> Work to complete:
Which lines in the material below contain the word "table"? Copy each of them.

> Data supplied:
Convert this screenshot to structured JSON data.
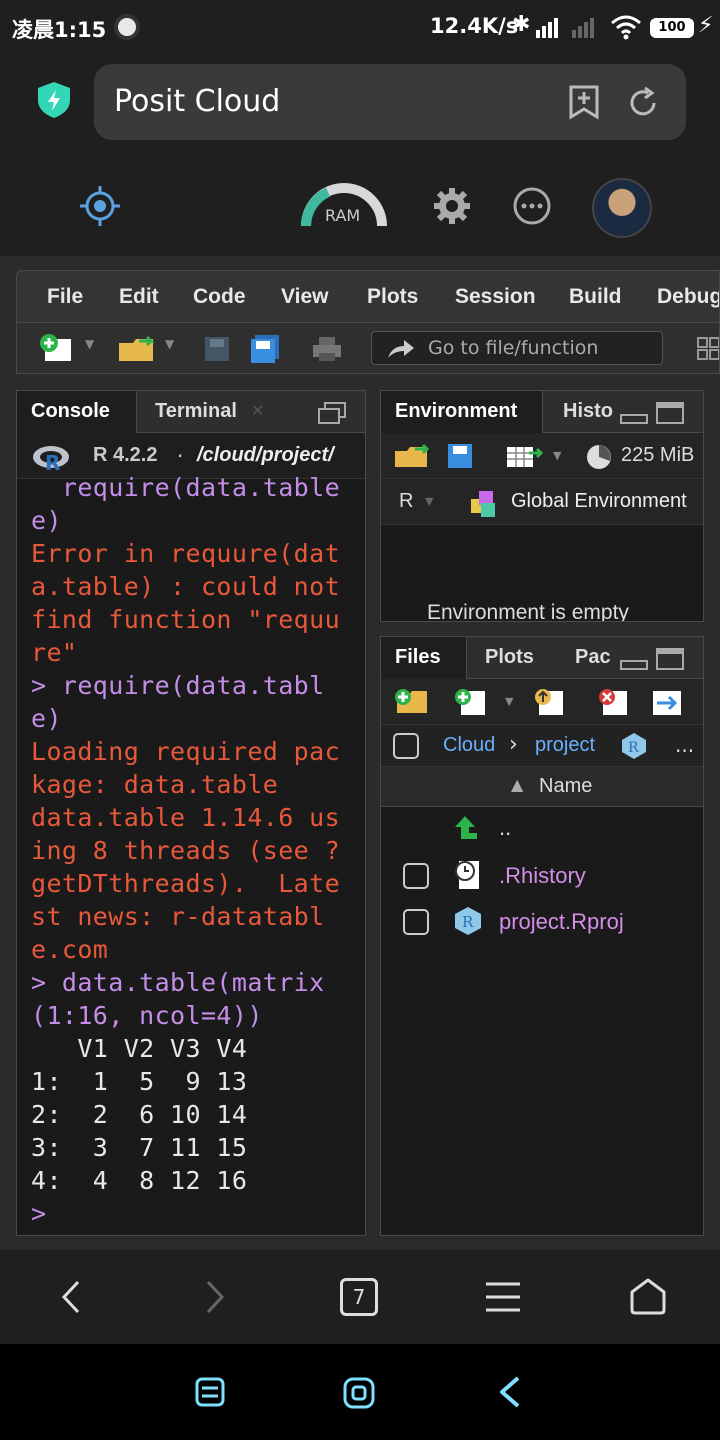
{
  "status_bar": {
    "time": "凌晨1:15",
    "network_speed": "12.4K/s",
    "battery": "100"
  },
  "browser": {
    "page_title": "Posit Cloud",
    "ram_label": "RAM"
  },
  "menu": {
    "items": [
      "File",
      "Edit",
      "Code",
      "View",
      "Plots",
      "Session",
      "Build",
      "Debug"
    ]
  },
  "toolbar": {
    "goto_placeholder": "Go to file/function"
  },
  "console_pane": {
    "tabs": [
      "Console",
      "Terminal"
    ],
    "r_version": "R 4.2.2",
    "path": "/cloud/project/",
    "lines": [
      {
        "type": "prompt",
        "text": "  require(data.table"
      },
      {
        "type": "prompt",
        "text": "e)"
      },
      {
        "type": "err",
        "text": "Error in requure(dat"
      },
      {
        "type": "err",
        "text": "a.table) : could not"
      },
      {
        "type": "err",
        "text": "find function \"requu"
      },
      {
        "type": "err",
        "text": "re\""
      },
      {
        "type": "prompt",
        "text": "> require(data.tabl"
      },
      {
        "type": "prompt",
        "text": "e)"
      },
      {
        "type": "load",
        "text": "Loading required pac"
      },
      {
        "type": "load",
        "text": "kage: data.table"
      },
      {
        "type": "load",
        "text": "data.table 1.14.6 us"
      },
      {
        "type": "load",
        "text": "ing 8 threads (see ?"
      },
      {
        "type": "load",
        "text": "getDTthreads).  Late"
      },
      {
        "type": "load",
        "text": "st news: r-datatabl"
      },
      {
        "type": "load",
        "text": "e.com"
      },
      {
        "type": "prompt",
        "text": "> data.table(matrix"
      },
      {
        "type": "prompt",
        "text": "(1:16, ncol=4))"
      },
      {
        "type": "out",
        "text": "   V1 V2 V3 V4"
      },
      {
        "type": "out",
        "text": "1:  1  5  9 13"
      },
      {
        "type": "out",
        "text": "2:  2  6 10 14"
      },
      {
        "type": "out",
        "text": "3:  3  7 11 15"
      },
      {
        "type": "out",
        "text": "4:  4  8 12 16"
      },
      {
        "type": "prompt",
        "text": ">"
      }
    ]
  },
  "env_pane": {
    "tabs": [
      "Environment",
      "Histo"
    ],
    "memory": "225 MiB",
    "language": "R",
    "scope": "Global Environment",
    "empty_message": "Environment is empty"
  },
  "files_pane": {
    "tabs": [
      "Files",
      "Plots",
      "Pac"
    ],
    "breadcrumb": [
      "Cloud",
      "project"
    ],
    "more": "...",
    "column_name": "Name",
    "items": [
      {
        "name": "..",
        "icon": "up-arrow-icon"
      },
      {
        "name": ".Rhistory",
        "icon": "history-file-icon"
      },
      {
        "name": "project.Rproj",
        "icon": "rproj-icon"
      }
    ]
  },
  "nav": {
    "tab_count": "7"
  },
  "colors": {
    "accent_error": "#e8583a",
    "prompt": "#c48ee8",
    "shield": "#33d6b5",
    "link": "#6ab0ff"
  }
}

> Result for this exercise:
        "text": "  require(data.table"
        "text": "a.table) : could not"
        "text": "kage: data.table"
        "text": "data.table 1.14.6 us"
        "text": "> data.table(matrix"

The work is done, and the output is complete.